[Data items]

========================================================================

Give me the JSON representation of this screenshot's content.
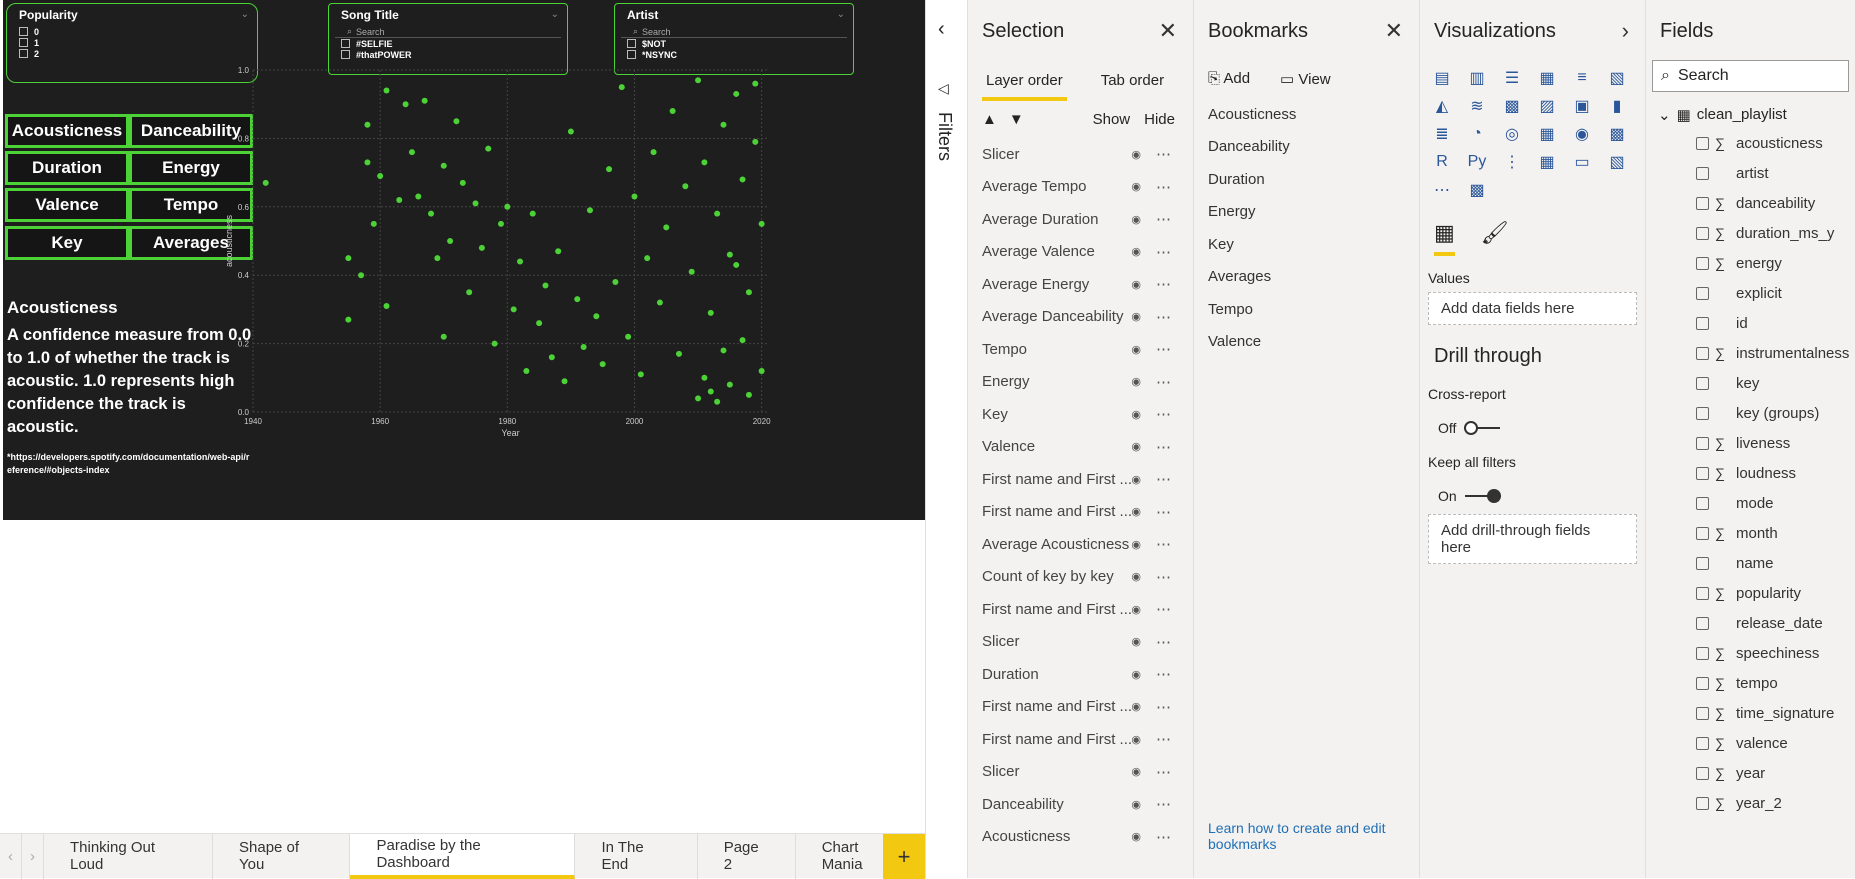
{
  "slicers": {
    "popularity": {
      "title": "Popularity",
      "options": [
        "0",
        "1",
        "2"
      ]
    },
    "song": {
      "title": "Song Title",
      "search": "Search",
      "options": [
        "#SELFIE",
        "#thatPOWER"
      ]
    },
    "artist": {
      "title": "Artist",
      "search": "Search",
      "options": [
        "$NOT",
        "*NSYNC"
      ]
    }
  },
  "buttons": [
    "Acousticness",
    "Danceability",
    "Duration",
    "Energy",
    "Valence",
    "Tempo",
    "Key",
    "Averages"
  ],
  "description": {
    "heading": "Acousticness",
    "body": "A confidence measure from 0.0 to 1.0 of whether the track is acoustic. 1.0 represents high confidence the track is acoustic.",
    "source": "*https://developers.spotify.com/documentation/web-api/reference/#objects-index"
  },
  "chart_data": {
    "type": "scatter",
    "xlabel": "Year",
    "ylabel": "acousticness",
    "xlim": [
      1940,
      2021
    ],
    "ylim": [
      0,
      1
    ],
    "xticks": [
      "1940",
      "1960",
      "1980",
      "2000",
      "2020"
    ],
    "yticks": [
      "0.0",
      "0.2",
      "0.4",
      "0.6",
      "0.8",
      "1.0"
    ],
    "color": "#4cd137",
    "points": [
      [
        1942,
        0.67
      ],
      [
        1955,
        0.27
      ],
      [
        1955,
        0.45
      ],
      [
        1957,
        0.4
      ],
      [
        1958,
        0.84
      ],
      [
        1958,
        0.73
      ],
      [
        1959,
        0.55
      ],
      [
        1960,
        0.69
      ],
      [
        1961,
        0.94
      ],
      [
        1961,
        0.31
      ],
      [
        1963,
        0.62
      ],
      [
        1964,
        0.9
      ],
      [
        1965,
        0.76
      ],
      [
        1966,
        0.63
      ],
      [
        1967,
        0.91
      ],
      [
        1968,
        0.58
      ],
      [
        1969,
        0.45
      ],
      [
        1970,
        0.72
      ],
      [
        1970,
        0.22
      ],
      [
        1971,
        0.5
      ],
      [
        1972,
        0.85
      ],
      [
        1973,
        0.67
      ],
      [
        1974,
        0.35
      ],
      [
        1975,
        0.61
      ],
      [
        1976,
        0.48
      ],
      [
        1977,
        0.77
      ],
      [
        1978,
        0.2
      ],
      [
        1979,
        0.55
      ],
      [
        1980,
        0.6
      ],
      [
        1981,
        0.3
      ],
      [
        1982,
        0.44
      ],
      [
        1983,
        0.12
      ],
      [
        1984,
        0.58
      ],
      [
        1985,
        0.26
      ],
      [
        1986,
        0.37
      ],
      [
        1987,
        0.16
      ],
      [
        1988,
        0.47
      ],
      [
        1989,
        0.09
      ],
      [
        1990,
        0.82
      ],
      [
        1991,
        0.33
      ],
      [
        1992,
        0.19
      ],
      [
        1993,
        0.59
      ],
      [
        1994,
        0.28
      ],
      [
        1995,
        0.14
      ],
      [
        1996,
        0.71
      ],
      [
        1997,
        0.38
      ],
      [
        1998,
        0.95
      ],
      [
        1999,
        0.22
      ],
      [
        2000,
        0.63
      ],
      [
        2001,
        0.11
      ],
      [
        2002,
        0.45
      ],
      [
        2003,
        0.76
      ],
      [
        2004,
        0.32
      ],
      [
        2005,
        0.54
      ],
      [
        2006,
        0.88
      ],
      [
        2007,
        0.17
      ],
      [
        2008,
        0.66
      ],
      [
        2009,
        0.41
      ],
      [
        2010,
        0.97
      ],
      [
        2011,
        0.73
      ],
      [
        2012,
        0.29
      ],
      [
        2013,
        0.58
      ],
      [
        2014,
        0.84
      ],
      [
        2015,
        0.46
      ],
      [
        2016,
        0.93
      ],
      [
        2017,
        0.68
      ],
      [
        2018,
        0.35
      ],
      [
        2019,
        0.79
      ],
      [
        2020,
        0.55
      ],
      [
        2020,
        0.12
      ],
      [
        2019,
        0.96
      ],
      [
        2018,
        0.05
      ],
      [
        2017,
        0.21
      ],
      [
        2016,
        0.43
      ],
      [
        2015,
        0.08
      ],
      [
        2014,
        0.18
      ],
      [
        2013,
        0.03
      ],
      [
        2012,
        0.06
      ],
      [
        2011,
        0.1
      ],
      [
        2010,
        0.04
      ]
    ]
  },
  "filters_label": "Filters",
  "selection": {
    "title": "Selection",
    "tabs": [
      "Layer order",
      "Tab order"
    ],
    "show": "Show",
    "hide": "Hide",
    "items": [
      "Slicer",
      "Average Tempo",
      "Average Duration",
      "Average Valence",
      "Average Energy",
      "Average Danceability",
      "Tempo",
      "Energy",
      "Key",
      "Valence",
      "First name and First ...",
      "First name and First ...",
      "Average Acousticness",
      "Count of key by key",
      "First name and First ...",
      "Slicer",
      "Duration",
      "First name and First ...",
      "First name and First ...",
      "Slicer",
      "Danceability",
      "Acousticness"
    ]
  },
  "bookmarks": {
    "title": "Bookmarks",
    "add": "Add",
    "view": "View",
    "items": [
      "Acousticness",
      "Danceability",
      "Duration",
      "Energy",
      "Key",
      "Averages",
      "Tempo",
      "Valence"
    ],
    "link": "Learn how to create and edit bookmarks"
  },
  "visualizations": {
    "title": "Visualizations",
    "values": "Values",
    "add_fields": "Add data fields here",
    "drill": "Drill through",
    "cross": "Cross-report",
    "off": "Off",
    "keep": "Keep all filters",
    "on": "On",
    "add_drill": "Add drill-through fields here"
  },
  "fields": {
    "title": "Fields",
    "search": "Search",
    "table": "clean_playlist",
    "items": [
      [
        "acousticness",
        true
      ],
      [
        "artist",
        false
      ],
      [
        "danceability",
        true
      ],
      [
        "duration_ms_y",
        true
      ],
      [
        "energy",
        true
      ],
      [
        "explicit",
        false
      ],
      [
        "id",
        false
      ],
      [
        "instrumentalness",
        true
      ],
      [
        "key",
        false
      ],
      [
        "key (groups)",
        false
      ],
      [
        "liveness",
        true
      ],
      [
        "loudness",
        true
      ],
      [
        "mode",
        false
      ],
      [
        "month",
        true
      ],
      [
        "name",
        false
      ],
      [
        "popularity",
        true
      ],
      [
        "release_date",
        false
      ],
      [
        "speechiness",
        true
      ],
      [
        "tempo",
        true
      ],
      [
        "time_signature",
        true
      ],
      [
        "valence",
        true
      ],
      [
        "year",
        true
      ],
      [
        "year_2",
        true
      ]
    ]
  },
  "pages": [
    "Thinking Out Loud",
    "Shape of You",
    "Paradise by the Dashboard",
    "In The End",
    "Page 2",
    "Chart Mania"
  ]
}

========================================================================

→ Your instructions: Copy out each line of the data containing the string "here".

→ Task response:
    "add_fields": "Add data fields here",
    "add_drill": "Add drill-through fields here"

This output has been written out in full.